**PROVIDED RECORDS**
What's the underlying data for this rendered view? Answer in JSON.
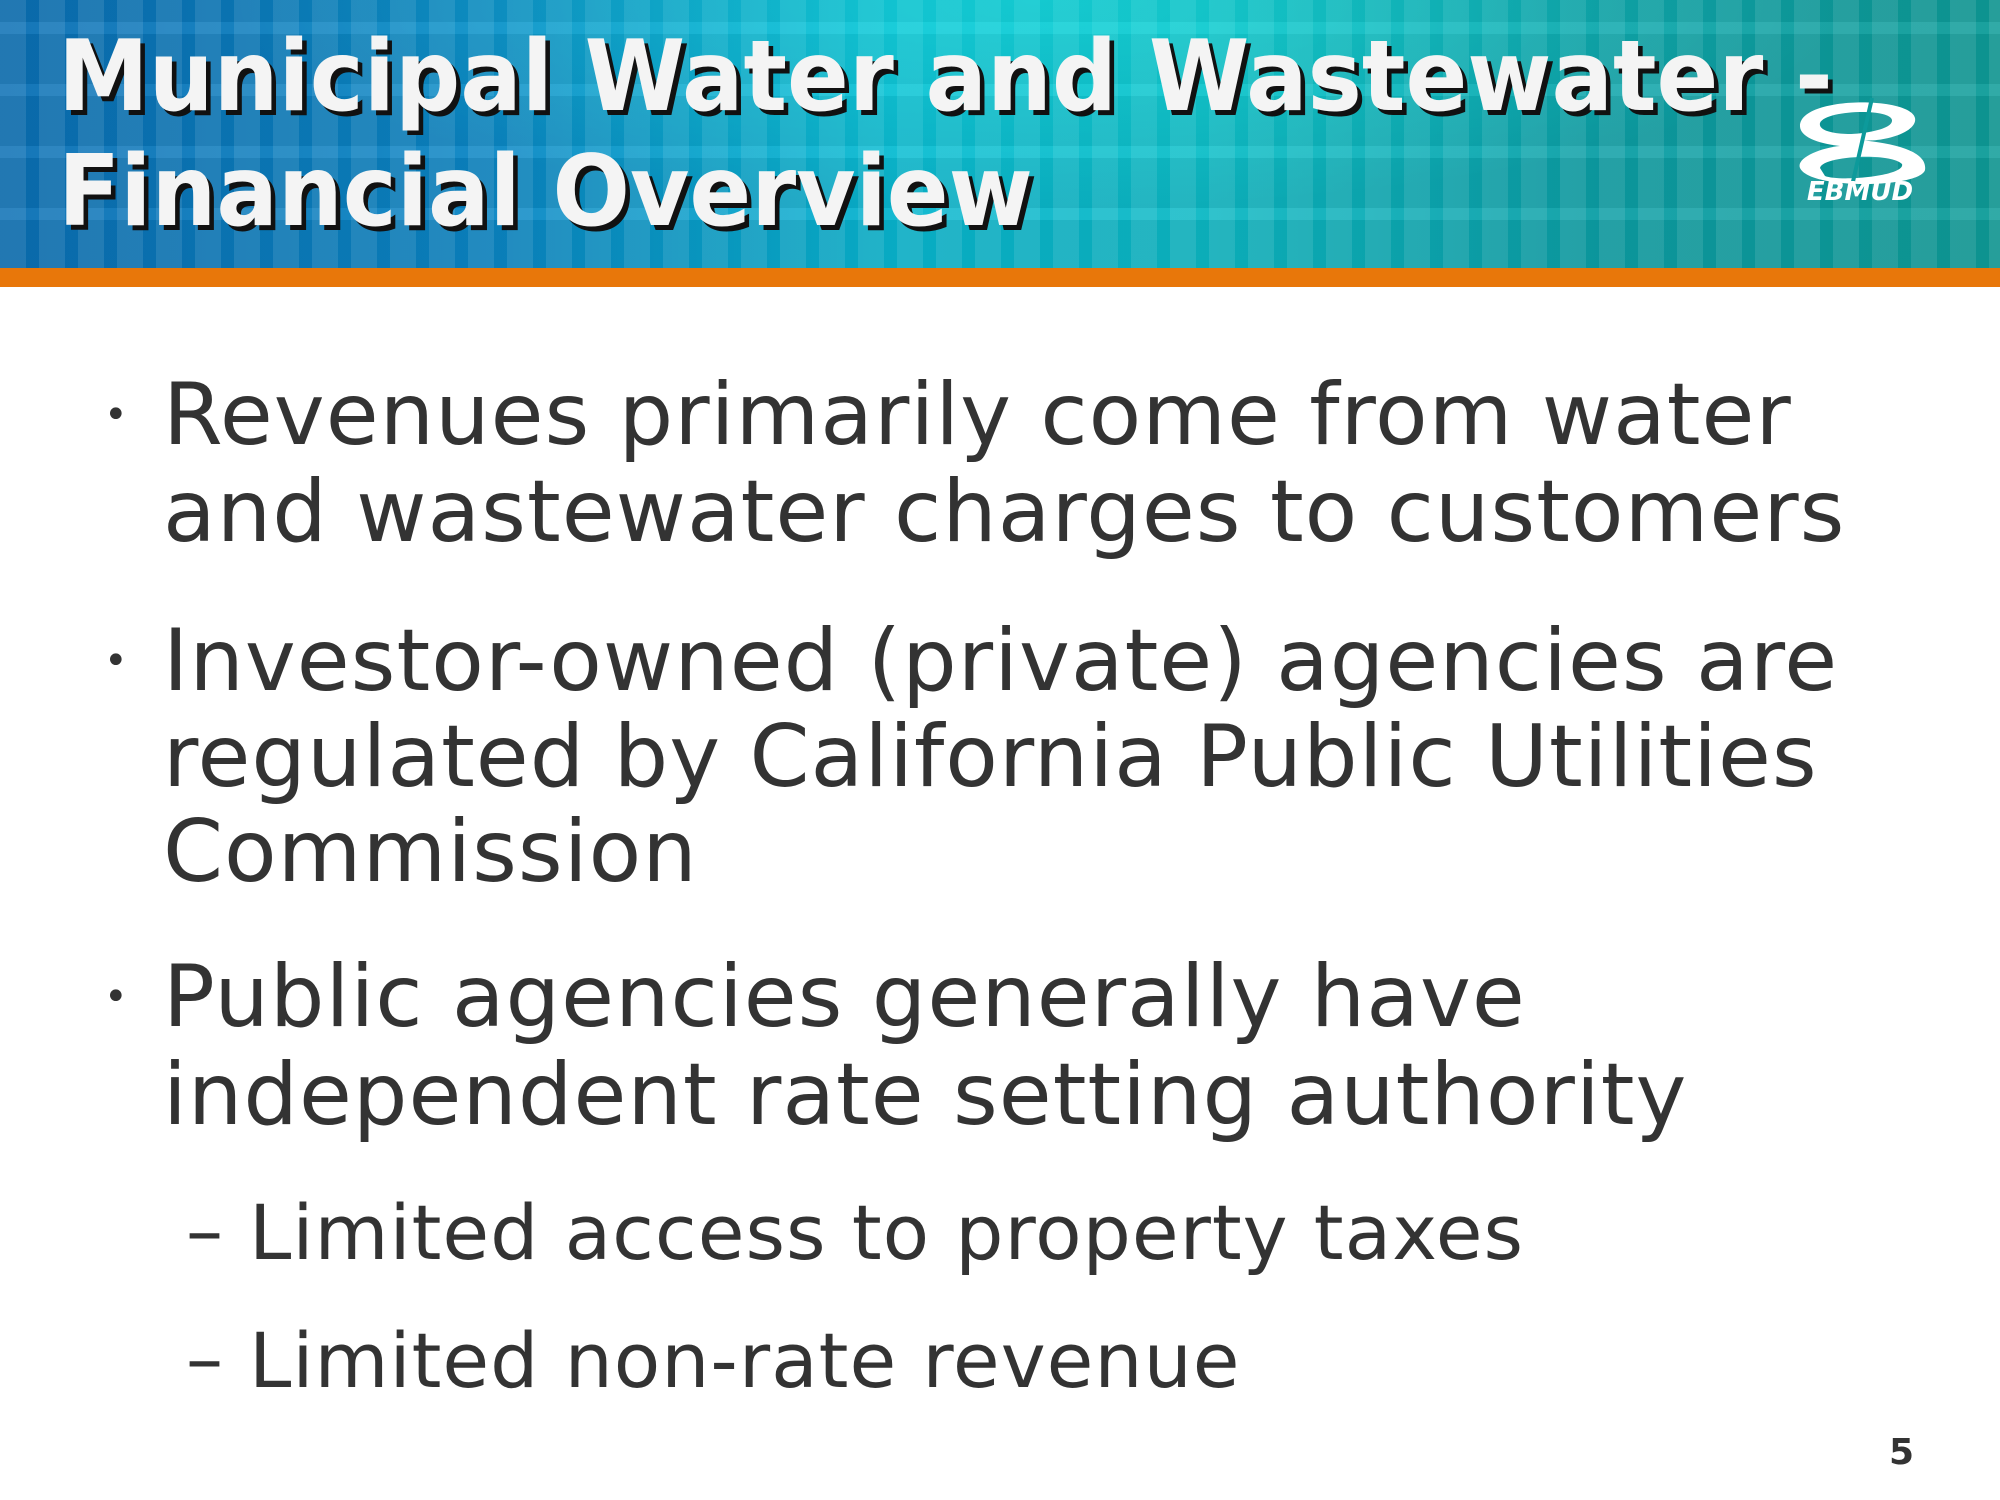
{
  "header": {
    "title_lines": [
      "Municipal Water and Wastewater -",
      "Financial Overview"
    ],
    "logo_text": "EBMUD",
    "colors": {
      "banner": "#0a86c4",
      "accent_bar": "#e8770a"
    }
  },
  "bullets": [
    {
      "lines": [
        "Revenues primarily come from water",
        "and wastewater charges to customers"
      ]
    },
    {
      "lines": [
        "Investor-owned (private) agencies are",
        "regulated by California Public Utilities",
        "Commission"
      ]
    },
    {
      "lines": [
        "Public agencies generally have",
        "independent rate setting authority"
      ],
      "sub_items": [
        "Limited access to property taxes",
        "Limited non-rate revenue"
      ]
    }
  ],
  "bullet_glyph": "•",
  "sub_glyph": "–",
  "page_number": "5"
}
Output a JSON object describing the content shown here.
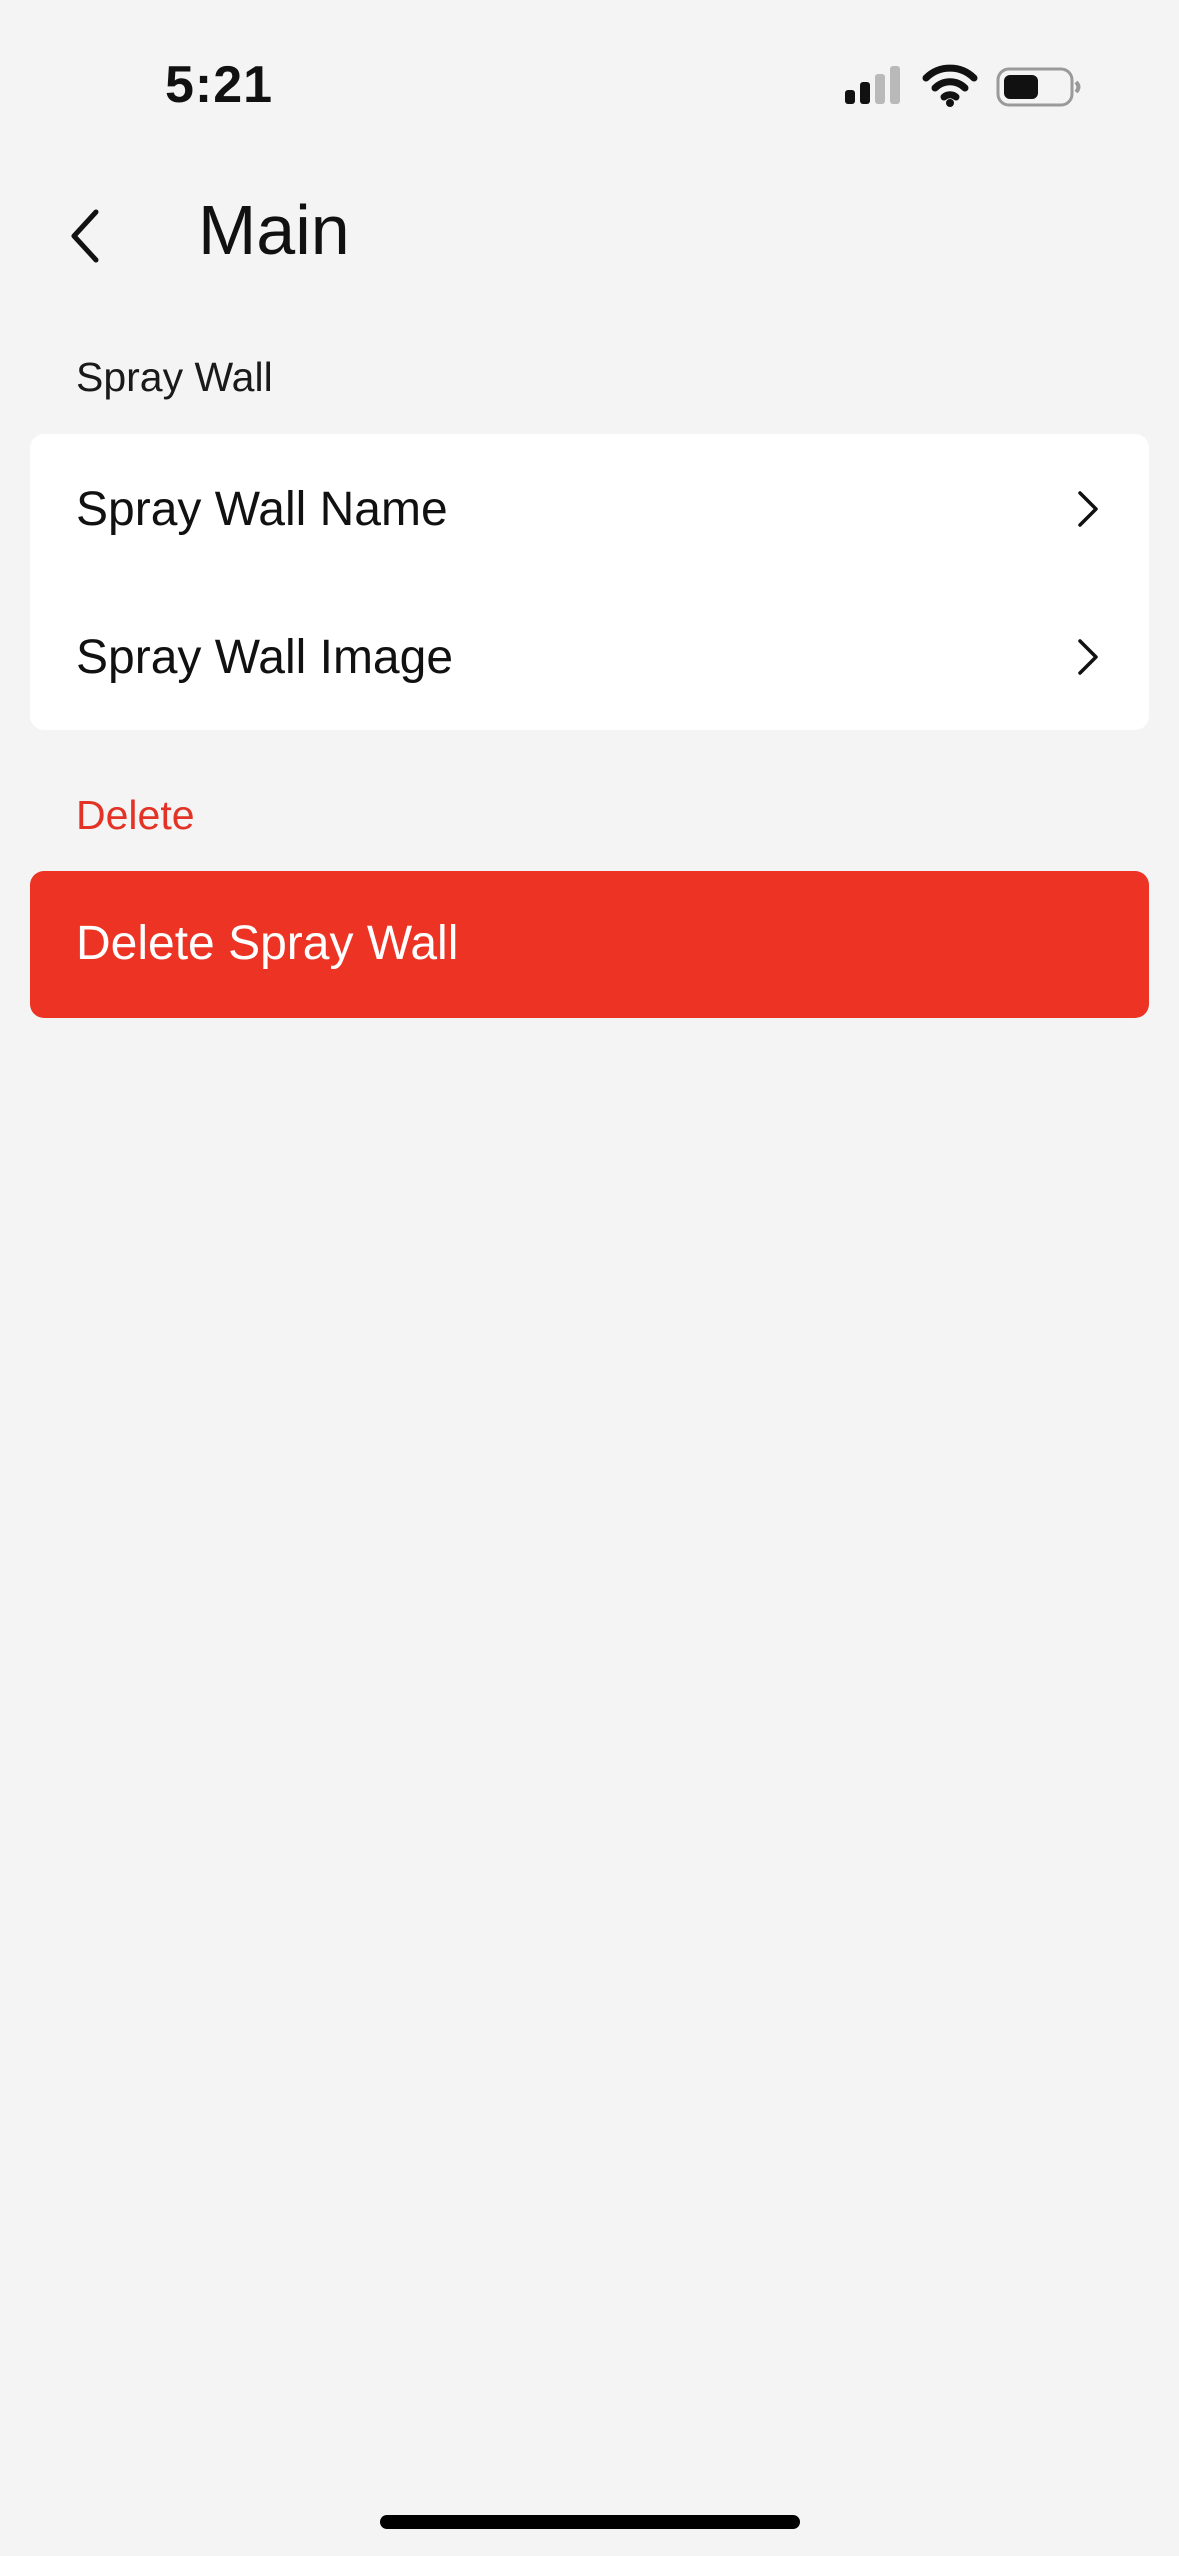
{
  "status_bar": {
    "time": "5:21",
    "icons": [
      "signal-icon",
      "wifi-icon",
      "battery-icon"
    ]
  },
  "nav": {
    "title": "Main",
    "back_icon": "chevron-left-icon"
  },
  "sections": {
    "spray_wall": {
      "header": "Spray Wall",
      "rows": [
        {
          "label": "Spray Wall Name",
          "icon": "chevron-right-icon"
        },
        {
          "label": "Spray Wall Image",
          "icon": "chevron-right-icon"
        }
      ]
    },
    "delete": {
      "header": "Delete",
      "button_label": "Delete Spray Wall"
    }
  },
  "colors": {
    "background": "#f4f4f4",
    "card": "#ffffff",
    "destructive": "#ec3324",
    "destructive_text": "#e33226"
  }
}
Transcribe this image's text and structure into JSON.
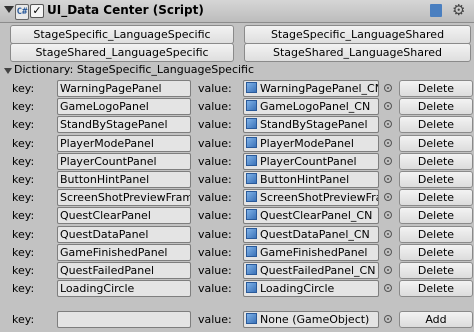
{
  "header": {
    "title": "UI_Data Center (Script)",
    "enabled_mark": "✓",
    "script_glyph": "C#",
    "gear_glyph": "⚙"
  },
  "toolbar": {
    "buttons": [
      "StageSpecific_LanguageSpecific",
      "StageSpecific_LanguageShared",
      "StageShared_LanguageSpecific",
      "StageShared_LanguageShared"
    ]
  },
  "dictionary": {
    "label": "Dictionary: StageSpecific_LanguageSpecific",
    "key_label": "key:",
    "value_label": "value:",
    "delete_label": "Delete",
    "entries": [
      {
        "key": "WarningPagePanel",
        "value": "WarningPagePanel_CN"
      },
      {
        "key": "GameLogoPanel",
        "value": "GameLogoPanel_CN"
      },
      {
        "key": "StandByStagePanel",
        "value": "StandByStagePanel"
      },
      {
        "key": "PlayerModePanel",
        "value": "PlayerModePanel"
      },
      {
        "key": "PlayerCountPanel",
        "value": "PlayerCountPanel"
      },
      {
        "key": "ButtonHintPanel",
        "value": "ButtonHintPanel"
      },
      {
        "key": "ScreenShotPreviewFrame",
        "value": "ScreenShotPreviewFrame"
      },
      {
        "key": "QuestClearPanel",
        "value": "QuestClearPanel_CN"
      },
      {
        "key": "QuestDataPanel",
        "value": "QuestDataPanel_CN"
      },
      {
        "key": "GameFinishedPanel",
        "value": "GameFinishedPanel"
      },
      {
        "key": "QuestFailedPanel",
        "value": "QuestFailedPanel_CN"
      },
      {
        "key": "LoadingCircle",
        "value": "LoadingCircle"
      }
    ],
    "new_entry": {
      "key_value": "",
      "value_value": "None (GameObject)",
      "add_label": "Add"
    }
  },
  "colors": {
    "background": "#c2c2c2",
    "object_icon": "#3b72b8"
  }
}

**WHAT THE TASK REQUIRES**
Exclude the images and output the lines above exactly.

**OUTPUT OF THE TASK**
What's the underlying data for this rendered view? Answer in JSON.
{
  "header": {
    "title_lines": [
      "Municipal Water and Wastewater -",
      "Financial Overview"
    ],
    "logo_text": "EBMUD",
    "colors": {
      "banner": "#0a86c4",
      "accent_bar": "#e8770a"
    }
  },
  "bullets": [
    {
      "lines": [
        "Revenues primarily come from water",
        "and wastewater charges to customers"
      ]
    },
    {
      "lines": [
        "Investor-owned (private) agencies are",
        "regulated by California Public Utilities",
        "Commission"
      ]
    },
    {
      "lines": [
        "Public agencies generally have",
        "independent rate setting authority"
      ],
      "sub_items": [
        "Limited access to property taxes",
        "Limited non-rate revenue"
      ]
    }
  ],
  "bullet_glyph": "•",
  "sub_glyph": "–",
  "page_number": "5"
}
Output a JSON object describing the content shown here.
{
  "status_bar": {
    "time": "5:21",
    "icons": [
      "signal-icon",
      "wifi-icon",
      "battery-icon"
    ]
  },
  "nav": {
    "title": "Main",
    "back_icon": "chevron-left-icon"
  },
  "sections": {
    "spray_wall": {
      "header": "Spray Wall",
      "rows": [
        {
          "label": "Spray Wall Name",
          "icon": "chevron-right-icon"
        },
        {
          "label": "Spray Wall Image",
          "icon": "chevron-right-icon"
        }
      ]
    },
    "delete": {
      "header": "Delete",
      "button_label": "Delete Spray Wall"
    }
  },
  "colors": {
    "background": "#f4f4f4",
    "card": "#ffffff",
    "destructive": "#ec3324",
    "destructive_text": "#e33226"
  }
}
Transcribe this image's text and structure into JSON.
{
  "header": {
    "title": "UI_Data Center (Script)",
    "enabled_mark": "✓",
    "script_glyph": "C#",
    "gear_glyph": "⚙"
  },
  "toolbar": {
    "buttons": [
      "StageSpecific_LanguageSpecific",
      "StageSpecific_LanguageShared",
      "StageShared_LanguageSpecific",
      "StageShared_LanguageShared"
    ]
  },
  "dictionary": {
    "label": "Dictionary: StageSpecific_LanguageSpecific",
    "key_label": "key:",
    "value_label": "value:",
    "delete_label": "Delete",
    "entries": [
      {
        "key": "WarningPagePanel",
        "value": "WarningPagePanel_CN"
      },
      {
        "key": "GameLogoPanel",
        "value": "GameLogoPanel_CN"
      },
      {
        "key": "StandByStagePanel",
        "value": "StandByStagePanel"
      },
      {
        "key": "PlayerModePanel",
        "value": "PlayerModePanel"
      },
      {
        "key": "PlayerCountPanel",
        "value": "PlayerCountPanel"
      },
      {
        "key": "ButtonHintPanel",
        "value": "ButtonHintPanel"
      },
      {
        "key": "ScreenShotPreviewFrame",
        "value": "ScreenShotPreviewFrame"
      },
      {
        "key": "QuestClearPanel",
        "value": "QuestClearPanel_CN"
      },
      {
        "key": "QuestDataPanel",
        "value": "QuestDataPanel_CN"
      },
      {
        "key": "GameFinishedPanel",
        "value": "GameFinishedPanel"
      },
      {
        "key": "QuestFailedPanel",
        "value": "QuestFailedPanel_CN"
      },
      {
        "key": "LoadingCircle",
        "value": "LoadingCircle"
      }
    ],
    "new_entry": {
      "key_value": "",
      "value_value": "None (GameObject)",
      "add_label": "Add"
    }
  },
  "colors": {
    "background": "#c2c2c2",
    "object_icon": "#3b72b8"
  }
}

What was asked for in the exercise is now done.